(MATERIALS PROVIDED)
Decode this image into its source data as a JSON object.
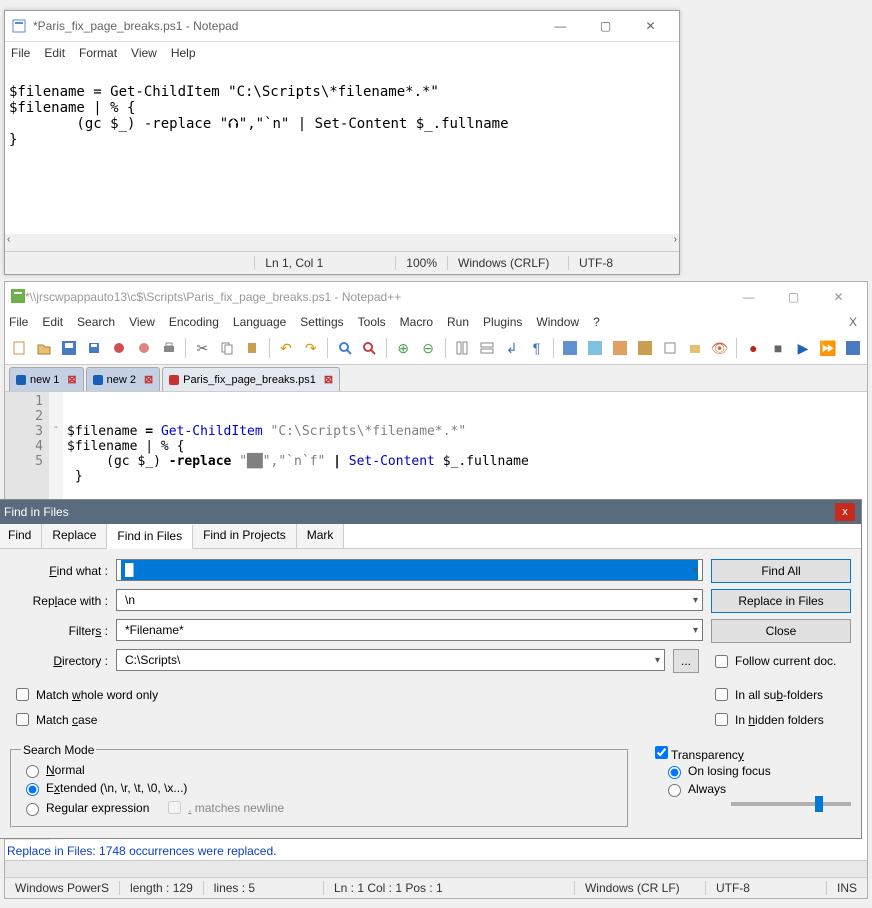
{
  "notepad": {
    "title": "*Paris_fix_page_breaks.ps1 - Notepad",
    "menu": [
      "File",
      "Edit",
      "Format",
      "View",
      "Help"
    ],
    "content": "\n$filename = Get-ChildItem \"C:\\Scripts\\*filename*.*\"\n$filename | % {\n        (gc $_) -replace \"⮉\",\"`n\" | Set-Content $_.fullname\n}",
    "status": {
      "lncol": "Ln 1, Col 1",
      "zoom": "100%",
      "eol": "Windows (CRLF)",
      "enc": "UTF-8"
    }
  },
  "npp": {
    "title": "*\\\\jrscwpappauto13\\c$\\Scripts\\Paris_fix_page_breaks.ps1 - Notepad++",
    "menu": [
      "File",
      "Edit",
      "Search",
      "View",
      "Encoding",
      "Language",
      "Settings",
      "Tools",
      "Macro",
      "Run",
      "Plugins",
      "Window",
      "?"
    ],
    "tabs": [
      {
        "label": "new 1",
        "modified": false
      },
      {
        "label": "new 2",
        "modified": false
      },
      {
        "label": "Paris_fix_page_breaks.ps1",
        "modified": true
      }
    ],
    "gutter": "1\n2\n3\n4\n5",
    "fold": " \n \n-\n \n ",
    "code": {
      "l1": "",
      "l2_pre": "$filename ",
      "l2_eq": "= ",
      "l2_cmd": "Get-ChildItem",
      "l2_str": " \"C:\\Scripts\\*filename*.*\"",
      "l3": "$filename | % {",
      "l4_pre": "     (gc $_) ",
      "l4_op": "-replace ",
      "l4_str": "\"██\",\"`n`f\"",
      "l4_pipe": " | ",
      "l4_cmd": "Set-Content",
      "l4_tail": " $_.fullname",
      "l5": " }"
    },
    "msg": "Replace in Files: 1748 occurrences were replaced.",
    "status": {
      "lang": "Windows PowerS",
      "length": "length : 129",
      "lines": "lines : 5",
      "lncolpos": "Ln : 1    Col : 1    Pos : 1",
      "eol": "Windows (CR LF)",
      "enc": "UTF-8",
      "ovr": "INS"
    }
  },
  "find": {
    "title": "Find in Files",
    "tabs": [
      "Find",
      "Replace",
      "Find in Files",
      "Find in Projects",
      "Mark"
    ],
    "active_tab": "Find in Files",
    "labels": {
      "find_what": "Find what :",
      "replace_with": "Replace with :",
      "filters": "Filters :",
      "directory": "Directory :"
    },
    "values": {
      "find_what": "█",
      "replace_with": "\\n",
      "filters": "*Filename*",
      "directory": "C:\\Scripts\\"
    },
    "buttons": {
      "find_all": "Find All",
      "replace_in_files": "Replace in Files",
      "close": "Close",
      "browse": "..."
    },
    "checks": {
      "follow": "Follow current doc.",
      "subfolders": "In all sub-folders",
      "hidden": "In hidden folders",
      "whole_word": "Match whole word only",
      "match_case": "Match case",
      "transparency": "Transparency",
      "on_losing": "On losing focus",
      "always": "Always"
    },
    "search_mode": {
      "legend": "Search Mode",
      "normal": "Normal",
      "extended": "Extended (\\n, \\r, \\t, \\0, \\x...)",
      "regex": "Regular expression",
      "dot_nl": ". matches newline"
    }
  }
}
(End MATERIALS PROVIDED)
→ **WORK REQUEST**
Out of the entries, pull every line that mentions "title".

→ **OUTPUT**
    "title": "*Paris_fix_page_breaks.ps1 - Notepad",
    "title": "*\\\\jrscwpappauto13\\c$\\Scripts\\Paris_fix_page_breaks.ps1 - Notepad++",
    "title": "Find in Files",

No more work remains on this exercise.